The daunting Kaminarimon gate and the two deities Fujin and Raijin that flank its sides guard the temple grounds. Upon entering through the gate visitors are immediately confronted with the sights, sounds, and smell of Nakamise-dori shopping street. The thoroughfare begins at the Kaminarimon gate and leads directly to the main temple. Everything from souvenirs to traditional snacks can be found here in the stalls that line the street. As you put the hustle and bustle of the the shops behind you and make your way toward the temple things once again seem to slow down as a more reflective spirit takes hold. Here, visitors engage in traditional Buddhist practices such as the lighting of incense, washing of hands, and the drawing of fortunes. All the while the imposing temple structure and adjacent 5 story Pagoda set the scene in this bastion of nostalgia in this corner of Tokyo. A visit to Asakusa and Sensoji is sure to be a memorable one. It is a must see if you want to get a better feel of the history of Tokyo.

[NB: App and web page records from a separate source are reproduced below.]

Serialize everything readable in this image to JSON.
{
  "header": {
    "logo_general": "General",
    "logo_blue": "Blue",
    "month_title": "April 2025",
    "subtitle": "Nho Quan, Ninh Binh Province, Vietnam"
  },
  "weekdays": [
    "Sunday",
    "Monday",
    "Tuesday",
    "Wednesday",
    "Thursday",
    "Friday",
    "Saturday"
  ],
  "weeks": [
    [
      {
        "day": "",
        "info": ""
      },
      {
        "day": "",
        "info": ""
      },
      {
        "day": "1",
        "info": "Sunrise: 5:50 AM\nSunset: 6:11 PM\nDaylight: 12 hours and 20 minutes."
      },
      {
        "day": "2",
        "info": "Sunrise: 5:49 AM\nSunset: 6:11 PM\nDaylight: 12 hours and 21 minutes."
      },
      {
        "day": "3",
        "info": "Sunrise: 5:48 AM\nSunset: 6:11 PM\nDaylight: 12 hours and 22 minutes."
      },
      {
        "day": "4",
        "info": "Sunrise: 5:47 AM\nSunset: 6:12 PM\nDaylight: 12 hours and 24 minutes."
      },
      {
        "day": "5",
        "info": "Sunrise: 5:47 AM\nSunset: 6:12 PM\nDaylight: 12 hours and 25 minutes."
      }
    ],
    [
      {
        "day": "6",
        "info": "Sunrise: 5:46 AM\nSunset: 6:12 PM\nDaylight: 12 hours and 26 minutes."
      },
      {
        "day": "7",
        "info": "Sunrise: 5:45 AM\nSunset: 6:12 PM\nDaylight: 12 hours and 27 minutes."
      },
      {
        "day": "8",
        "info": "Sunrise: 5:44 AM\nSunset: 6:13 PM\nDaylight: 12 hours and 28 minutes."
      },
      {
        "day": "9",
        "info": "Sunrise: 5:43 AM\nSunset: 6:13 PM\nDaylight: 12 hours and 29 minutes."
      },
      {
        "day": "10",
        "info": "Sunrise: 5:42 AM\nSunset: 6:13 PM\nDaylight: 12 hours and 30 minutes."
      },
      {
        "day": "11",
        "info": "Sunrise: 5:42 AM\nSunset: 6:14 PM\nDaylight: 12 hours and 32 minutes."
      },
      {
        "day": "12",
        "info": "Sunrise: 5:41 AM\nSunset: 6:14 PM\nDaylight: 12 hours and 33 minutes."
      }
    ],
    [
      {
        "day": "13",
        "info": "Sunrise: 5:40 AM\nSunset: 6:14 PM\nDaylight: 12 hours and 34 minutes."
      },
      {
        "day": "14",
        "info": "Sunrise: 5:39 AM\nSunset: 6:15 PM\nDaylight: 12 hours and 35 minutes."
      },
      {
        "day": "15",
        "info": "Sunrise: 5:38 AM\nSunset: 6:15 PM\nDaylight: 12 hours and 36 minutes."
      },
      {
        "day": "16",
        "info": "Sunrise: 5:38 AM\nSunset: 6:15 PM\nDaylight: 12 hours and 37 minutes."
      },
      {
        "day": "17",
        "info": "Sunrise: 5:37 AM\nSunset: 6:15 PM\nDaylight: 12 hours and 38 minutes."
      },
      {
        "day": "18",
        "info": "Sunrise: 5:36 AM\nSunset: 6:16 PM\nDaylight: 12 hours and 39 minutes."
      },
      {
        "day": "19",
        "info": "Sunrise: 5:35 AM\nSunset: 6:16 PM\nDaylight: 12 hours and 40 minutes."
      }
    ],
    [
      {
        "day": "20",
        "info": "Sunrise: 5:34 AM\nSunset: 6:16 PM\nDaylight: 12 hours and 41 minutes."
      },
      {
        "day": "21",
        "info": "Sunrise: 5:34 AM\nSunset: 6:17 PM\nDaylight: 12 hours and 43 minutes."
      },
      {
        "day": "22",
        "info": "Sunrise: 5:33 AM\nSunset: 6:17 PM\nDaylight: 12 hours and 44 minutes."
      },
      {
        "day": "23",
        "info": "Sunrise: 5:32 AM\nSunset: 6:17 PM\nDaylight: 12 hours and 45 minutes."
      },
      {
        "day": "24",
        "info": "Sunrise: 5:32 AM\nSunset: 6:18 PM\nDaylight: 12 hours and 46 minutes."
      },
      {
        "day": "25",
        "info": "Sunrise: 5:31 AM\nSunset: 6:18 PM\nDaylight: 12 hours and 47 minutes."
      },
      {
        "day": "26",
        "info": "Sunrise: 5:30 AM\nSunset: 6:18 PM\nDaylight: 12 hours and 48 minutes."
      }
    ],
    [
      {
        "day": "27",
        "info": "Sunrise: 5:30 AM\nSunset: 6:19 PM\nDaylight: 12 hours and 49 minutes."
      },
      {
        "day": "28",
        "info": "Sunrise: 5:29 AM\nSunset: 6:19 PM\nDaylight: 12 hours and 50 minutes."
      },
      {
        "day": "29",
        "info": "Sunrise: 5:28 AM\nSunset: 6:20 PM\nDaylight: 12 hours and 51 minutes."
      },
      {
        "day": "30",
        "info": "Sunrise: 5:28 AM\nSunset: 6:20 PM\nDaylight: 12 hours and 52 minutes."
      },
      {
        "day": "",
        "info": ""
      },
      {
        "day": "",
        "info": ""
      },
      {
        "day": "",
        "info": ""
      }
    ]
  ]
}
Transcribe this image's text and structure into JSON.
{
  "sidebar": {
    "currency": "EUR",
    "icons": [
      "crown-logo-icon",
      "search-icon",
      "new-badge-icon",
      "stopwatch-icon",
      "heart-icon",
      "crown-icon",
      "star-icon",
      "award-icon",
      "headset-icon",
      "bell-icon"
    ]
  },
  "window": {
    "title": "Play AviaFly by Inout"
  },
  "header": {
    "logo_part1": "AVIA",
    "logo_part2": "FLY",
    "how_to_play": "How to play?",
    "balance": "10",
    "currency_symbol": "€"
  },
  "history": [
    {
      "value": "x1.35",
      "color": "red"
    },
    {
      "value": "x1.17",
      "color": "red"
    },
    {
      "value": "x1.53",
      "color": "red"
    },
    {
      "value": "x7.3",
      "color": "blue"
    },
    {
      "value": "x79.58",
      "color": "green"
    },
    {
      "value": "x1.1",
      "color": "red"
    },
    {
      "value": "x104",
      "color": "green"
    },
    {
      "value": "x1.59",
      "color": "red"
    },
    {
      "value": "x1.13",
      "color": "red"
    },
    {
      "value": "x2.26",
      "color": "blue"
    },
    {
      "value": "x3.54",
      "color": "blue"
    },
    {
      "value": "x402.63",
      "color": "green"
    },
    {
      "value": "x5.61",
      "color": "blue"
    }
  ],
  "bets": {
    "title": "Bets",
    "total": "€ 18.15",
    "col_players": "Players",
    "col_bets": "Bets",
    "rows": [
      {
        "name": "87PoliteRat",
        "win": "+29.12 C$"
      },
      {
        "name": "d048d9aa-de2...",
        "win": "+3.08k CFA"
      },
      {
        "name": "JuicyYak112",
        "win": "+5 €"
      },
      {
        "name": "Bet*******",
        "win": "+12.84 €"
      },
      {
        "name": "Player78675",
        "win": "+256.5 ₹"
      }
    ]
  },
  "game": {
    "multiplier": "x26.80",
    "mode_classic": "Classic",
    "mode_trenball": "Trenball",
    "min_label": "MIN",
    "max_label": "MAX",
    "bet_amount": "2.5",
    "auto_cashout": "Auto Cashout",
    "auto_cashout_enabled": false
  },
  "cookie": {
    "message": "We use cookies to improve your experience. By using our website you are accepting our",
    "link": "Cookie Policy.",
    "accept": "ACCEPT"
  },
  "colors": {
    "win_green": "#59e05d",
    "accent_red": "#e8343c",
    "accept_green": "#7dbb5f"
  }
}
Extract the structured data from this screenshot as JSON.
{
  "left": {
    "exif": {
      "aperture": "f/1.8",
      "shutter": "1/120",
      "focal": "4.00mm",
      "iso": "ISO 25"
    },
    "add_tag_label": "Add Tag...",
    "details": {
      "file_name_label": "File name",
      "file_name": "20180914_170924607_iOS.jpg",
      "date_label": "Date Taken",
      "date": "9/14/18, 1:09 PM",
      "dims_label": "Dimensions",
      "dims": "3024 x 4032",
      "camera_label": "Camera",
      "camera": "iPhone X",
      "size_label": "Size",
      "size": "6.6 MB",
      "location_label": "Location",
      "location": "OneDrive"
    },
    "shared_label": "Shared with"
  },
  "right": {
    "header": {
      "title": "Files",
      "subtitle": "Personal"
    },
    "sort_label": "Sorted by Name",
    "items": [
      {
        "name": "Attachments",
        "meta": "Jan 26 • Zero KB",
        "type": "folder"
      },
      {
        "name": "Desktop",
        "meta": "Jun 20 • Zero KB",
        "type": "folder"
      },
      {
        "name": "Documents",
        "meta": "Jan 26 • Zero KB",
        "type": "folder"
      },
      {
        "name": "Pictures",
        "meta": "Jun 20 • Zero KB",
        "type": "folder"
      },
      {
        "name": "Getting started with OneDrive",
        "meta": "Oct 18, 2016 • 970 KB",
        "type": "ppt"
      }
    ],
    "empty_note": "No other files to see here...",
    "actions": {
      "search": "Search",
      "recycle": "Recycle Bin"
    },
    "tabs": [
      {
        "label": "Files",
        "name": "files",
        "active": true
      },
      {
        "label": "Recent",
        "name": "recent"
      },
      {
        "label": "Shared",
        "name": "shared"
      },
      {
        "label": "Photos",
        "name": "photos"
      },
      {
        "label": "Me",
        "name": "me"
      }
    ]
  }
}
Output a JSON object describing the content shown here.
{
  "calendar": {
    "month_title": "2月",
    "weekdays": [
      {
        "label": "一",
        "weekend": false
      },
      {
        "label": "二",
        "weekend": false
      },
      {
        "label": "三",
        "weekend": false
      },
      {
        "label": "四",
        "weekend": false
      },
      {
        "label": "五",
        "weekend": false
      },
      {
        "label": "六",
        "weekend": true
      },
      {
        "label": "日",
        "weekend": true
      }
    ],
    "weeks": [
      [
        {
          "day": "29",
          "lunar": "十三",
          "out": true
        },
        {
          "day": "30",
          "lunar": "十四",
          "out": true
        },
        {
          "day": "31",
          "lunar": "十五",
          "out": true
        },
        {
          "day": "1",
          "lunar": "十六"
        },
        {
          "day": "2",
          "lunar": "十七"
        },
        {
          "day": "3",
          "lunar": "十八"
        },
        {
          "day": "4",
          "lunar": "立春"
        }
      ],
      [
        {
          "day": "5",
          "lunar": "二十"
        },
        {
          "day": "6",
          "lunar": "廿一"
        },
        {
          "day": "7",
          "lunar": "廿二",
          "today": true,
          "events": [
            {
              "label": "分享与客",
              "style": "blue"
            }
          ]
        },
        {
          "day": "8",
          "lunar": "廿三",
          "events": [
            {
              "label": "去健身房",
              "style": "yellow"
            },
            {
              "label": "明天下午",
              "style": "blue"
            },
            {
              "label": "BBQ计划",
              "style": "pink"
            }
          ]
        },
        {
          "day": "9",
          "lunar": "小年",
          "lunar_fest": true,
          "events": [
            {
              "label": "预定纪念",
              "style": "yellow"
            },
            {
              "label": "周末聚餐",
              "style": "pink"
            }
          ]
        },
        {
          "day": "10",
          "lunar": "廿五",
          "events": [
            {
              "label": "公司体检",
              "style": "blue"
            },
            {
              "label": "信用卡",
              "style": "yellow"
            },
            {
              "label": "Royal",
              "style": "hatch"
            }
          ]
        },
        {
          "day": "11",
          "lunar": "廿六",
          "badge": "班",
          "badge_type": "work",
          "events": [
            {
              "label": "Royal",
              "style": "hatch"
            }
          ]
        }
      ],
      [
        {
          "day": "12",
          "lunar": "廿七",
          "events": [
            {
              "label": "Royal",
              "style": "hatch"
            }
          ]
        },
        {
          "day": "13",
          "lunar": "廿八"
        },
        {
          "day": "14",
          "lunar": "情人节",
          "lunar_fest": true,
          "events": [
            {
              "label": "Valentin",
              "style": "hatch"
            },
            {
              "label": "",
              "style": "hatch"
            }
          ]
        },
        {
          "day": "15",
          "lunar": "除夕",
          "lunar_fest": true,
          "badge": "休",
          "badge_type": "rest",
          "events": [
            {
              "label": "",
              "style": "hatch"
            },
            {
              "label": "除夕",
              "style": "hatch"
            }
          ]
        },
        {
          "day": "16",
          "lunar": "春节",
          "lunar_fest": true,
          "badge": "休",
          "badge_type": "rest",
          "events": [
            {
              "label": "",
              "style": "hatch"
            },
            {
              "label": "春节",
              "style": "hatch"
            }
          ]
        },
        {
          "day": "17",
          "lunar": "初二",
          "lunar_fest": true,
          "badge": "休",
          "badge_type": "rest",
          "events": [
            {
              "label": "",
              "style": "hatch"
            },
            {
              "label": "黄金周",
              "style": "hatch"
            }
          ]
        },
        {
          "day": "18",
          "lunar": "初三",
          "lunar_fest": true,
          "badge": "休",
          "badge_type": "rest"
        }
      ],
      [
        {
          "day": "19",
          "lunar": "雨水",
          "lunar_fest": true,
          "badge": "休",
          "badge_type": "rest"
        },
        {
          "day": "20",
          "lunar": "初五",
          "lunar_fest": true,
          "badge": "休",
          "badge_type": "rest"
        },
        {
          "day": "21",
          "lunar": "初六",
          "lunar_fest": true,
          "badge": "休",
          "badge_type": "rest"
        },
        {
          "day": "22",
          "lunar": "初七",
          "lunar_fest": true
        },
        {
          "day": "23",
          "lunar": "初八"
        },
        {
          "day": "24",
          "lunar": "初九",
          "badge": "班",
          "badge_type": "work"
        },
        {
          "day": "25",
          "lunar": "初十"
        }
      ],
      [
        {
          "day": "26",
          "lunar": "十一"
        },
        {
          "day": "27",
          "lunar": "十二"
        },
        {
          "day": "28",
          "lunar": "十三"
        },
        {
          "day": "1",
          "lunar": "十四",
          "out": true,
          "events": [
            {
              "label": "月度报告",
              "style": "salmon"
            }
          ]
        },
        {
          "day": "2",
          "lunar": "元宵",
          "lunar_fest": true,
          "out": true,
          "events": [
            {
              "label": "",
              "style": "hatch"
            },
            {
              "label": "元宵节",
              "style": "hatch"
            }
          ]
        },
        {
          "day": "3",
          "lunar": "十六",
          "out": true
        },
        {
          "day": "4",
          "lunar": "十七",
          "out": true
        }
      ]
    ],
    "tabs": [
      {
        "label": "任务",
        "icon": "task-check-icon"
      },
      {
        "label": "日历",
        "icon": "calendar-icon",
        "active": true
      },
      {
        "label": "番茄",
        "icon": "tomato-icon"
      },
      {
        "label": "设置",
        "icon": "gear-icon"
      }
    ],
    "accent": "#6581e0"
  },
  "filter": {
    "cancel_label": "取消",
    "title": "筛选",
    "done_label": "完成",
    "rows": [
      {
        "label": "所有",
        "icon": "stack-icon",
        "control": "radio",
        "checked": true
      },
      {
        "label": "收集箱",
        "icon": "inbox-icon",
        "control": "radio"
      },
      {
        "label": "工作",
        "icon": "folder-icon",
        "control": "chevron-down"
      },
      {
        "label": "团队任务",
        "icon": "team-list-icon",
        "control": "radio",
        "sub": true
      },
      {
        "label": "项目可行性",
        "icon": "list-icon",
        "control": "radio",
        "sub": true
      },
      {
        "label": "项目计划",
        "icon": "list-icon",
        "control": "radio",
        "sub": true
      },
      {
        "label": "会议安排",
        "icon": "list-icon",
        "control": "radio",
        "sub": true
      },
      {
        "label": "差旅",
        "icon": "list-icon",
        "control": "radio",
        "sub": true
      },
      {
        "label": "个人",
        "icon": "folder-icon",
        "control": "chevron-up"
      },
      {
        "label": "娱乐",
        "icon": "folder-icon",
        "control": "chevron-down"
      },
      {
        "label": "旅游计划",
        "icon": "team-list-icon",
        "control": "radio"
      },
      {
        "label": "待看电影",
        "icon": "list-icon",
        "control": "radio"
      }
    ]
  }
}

In the Yanaka neighborhood, visitors are introduced to another side of Tokyo’s old town. Most of the area was spared from allied bombs during the war and most of the buildings and structures in the area have remained virtually untouched. The neighbourhood has one of the highest concentration of temples in Tokyo, and amongst the temples are some of the city’s most fashionable cafes, shops, and restaurants. In the past, the area was a thriving artisan district. Some of Japan’s more well known writers and artists called Yanaka home. Today, the spirit of Yanaka’s artisan past still lives on in the narrow streets and shophouses that cluster in the heart of the district. Along these narrow streets and in these quaint shophouses traditional Japanese craft, cuisine, and art is on full display daily. The Yanaka Ginza thoroughfare is where a lot of the action of the Yanaka neighborhood takes place. Many popular shops are concentrated along the sides of this fascinating street. As you make your way through the street you’d be hard pressed not to notice the sweet smell of the freshly baked Fukunyanyaki (good fortune cat) pastries being baked daily at Manekiya. You can’t go wrong with traditional favorites like the azuki or custard flavored Fukunyanyaki, but the more adventurous beef stew flavor is also delicious.

The name "Ameyoko" is an abbreviation of "Ameya Yokocho" which translates to “Candy store alley.” In the past candies were traditionally sold here. Alternatively, "Ame" is also short for "America.” A lot of American products used to be available here when the street was the site of a black market in the years following World War Two during the allied occupation of Japan. Fresh seafood, dried food, candy, clothing, and electronics, it’s all on sale at Ameyoko. If you are a bargain shopper Ameyoko is the place to go in Tokyo. Even if you don’t plan on buying anything the spectacle of hundreds of shops, people haggling over prices, thousands of shoppers, and the sounds of shopkeepers shouting out the latest deals is a must see. To get a better feel of the area I recommend that you both shop and eat. Be sure to stop by the sweets emporium at Nikinokashi as you wind your way through the market. Customers are bombarded with two floors of wall to wall sweets. Both Japanese candies from yesteryear and popular choices of today can be found here. There are always great deals to be had at the shoe store Ikedaya as well. Along with popular global brands, Ikedaya also features a few lesser known but cutting edge lines produced domestically in Japan. A few of the domestic brands sleek design and fit have created a buzz around the domestic shoe market and has people flocking to Ikedaya in search for the latest trends. Cap off a long day of walking and shopping with some Japanese Motsu dishes and a few drinks at the restaurant Daitoryo. Motsu, which translates to beef or pork tripe, is common in Japanese cuisine. Daitoryo serves Motsu in a variety of ways, and nothing goes better with Motsu than a cold beer.

The video highlights key points of the article.
https://youtu.be/5OcPoO2Q8o4

by Taito-kun